---------- Recorded data ----------

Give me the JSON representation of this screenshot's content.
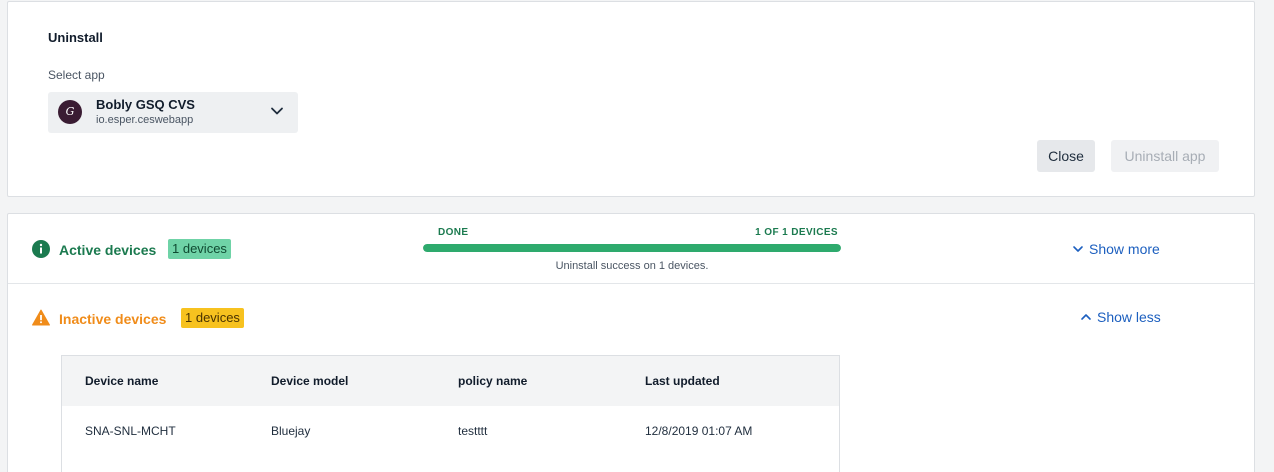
{
  "uninstall": {
    "title": "Uninstall",
    "select_label": "Select app",
    "selected_app": {
      "name": "Bobly GSQ CVS",
      "package": "io.esper.ceswebapp",
      "avatar_glyph": "G"
    },
    "close_label": "Close",
    "uninstall_label": "Uninstall app"
  },
  "active": {
    "label": "Active devices",
    "badge": "1 devices",
    "status": "DONE",
    "count": "1 OF 1 DEVICES",
    "progress_fraction": 1.0,
    "message": "Uninstall success on 1 devices.",
    "toggle": "Show more"
  },
  "inactive": {
    "label": "Inactive devices",
    "badge": "1 devices",
    "toggle": "Show less",
    "table": {
      "headers": [
        "Device name",
        "Device model",
        "policy name",
        "Last updated"
      ],
      "rows": [
        [
          "SNA-SNL-MCHT",
          "Bluejay",
          "testttt",
          "12/8/2019 01:07 AM"
        ]
      ]
    }
  },
  "colors": {
    "success": "#1b7a4f",
    "success_badge": "#6fd3a7",
    "progress": "#2eaa6d",
    "warning": "#f08c1a",
    "warning_badge": "#f7c21f",
    "link": "#1c5fbf"
  },
  "icons": {
    "app_select_chevron": "chevron-down-icon",
    "active_status": "info-icon",
    "inactive_status": "warning-icon",
    "show_more": "chevron-down-icon",
    "show_less": "chevron-up-icon"
  }
}
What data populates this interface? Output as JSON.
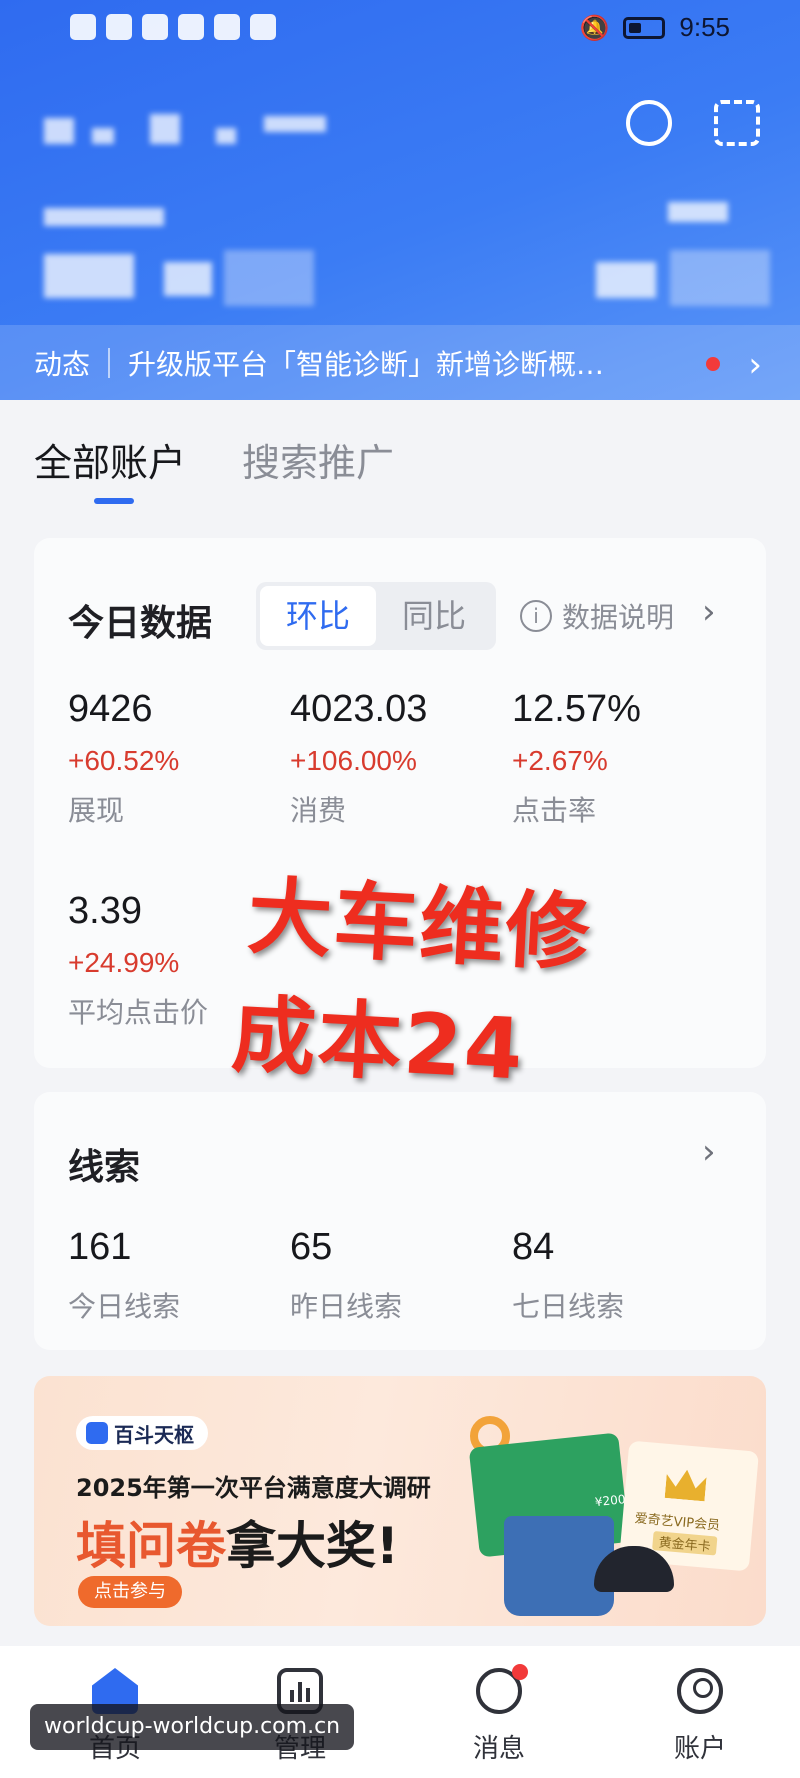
{
  "status_bar": {
    "time": "9:55"
  },
  "notice": {
    "tag": "动态",
    "text": "升级版平台「智能诊断」新增诊断概…"
  },
  "tabs": [
    {
      "label": "全部账户",
      "active": true
    },
    {
      "label": "搜索推广",
      "active": false
    }
  ],
  "today": {
    "title": "今日数据",
    "compare_options": [
      "环比",
      "同比"
    ],
    "selected_compare": "环比",
    "data_explain": "数据说明",
    "metrics": [
      {
        "value": "9426",
        "change": "+60.52%",
        "label": "展现"
      },
      {
        "value": "4023.03",
        "change": "+106.00%",
        "label": "消费"
      },
      {
        "value": "12.57%",
        "change": "+2.67%",
        "label": "点击率"
      },
      {
        "value": "3.39",
        "change": "+24.99%",
        "label": "平均点击价"
      }
    ]
  },
  "overlay": {
    "line1": "大车维修",
    "line2": "成本24"
  },
  "leads": {
    "title": "线索",
    "items": [
      {
        "value": "161",
        "label": "今日线索"
      },
      {
        "value": "65",
        "label": "昨日线索"
      },
      {
        "value": "84",
        "label": "七日线索"
      }
    ]
  },
  "banner": {
    "brand": "百斗天枢",
    "title": "2025年第一次平台满意度大调研",
    "big_accent": "填问卷",
    "big_rest": "拿大奖!",
    "cta": "点击参与",
    "card_amount": "¥200",
    "vip_text": "爱奇艺VIP会员",
    "vip_sub": "黄金年卡"
  },
  "nav": [
    {
      "label": "首页",
      "icon": "home-icon",
      "active": true
    },
    {
      "label": "管理",
      "icon": "chart-icon",
      "active": false
    },
    {
      "label": "消息",
      "icon": "message-icon",
      "active": false
    },
    {
      "label": "账户",
      "icon": "user-icon",
      "active": false
    }
  ],
  "watermark": "worldcup-worldcup.com.cn",
  "colors": {
    "primary": "#2f6bf0",
    "increase": "#d83b2e",
    "overlay": "#ee2d1f",
    "cta": "#ef6a2c"
  }
}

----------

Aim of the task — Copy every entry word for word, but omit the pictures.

Reply to the exercise —
Give me the JSON representation of this screenshot's content.
{
  "uninstall": {
    "title": "Uninstall",
    "select_label": "Select app",
    "selected_app": {
      "name": "Bobly GSQ CVS",
      "package": "io.esper.ceswebapp",
      "avatar_glyph": "G"
    },
    "close_label": "Close",
    "uninstall_label": "Uninstall app"
  },
  "active": {
    "label": "Active devices",
    "badge": "1 devices",
    "status": "DONE",
    "count": "1 OF 1 DEVICES",
    "progress_fraction": 1.0,
    "message": "Uninstall success on 1 devices.",
    "toggle": "Show more"
  },
  "inactive": {
    "label": "Inactive devices",
    "badge": "1 devices",
    "toggle": "Show less",
    "table": {
      "headers": [
        "Device name",
        "Device model",
        "policy name",
        "Last updated"
      ],
      "rows": [
        [
          "SNA-SNL-MCHT",
          "Bluejay",
          "testttt",
          "12/8/2019 01:07 AM"
        ]
      ]
    }
  },
  "colors": {
    "success": "#1b7a4f",
    "success_badge": "#6fd3a7",
    "progress": "#2eaa6d",
    "warning": "#f08c1a",
    "warning_badge": "#f7c21f",
    "link": "#1c5fbf"
  },
  "icons": {
    "app_select_chevron": "chevron-down-icon",
    "active_status": "info-icon",
    "inactive_status": "warning-icon",
    "show_more": "chevron-down-icon",
    "show_less": "chevron-up-icon"
  }
}
What data populates this interface? Output as JSON.
{
  "status_bar": {
    "time": "9:55"
  },
  "notice": {
    "tag": "动态",
    "text": "升级版平台「智能诊断」新增诊断概…"
  },
  "tabs": [
    {
      "label": "全部账户",
      "active": true
    },
    {
      "label": "搜索推广",
      "active": false
    }
  ],
  "today": {
    "title": "今日数据",
    "compare_options": [
      "环比",
      "同比"
    ],
    "selected_compare": "环比",
    "data_explain": "数据说明",
    "metrics": [
      {
        "value": "9426",
        "change": "+60.52%",
        "label": "展现"
      },
      {
        "value": "4023.03",
        "change": "+106.00%",
        "label": "消费"
      },
      {
        "value": "12.57%",
        "change": "+2.67%",
        "label": "点击率"
      },
      {
        "value": "3.39",
        "change": "+24.99%",
        "label": "平均点击价"
      }
    ]
  },
  "overlay": {
    "line1": "大车维修",
    "line2": "成本24"
  },
  "leads": {
    "title": "线索",
    "items": [
      {
        "value": "161",
        "label": "今日线索"
      },
      {
        "value": "65",
        "label": "昨日线索"
      },
      {
        "value": "84",
        "label": "七日线索"
      }
    ]
  },
  "banner": {
    "brand": "百斗天枢",
    "title": "2025年第一次平台满意度大调研",
    "big_accent": "填问卷",
    "big_rest": "拿大奖!",
    "cta": "点击参与",
    "card_amount": "¥200",
    "vip_text": "爱奇艺VIP会员",
    "vip_sub": "黄金年卡"
  },
  "nav": [
    {
      "label": "首页",
      "icon": "home-icon",
      "active": true
    },
    {
      "label": "管理",
      "icon": "chart-icon",
      "active": false
    },
    {
      "label": "消息",
      "icon": "message-icon",
      "active": false
    },
    {
      "label": "账户",
      "icon": "user-icon",
      "active": false
    }
  ],
  "watermark": "worldcup-worldcup.com.cn",
  "colors": {
    "primary": "#2f6bf0",
    "increase": "#d83b2e",
    "overlay": "#ee2d1f",
    "cta": "#ef6a2c"
  }
}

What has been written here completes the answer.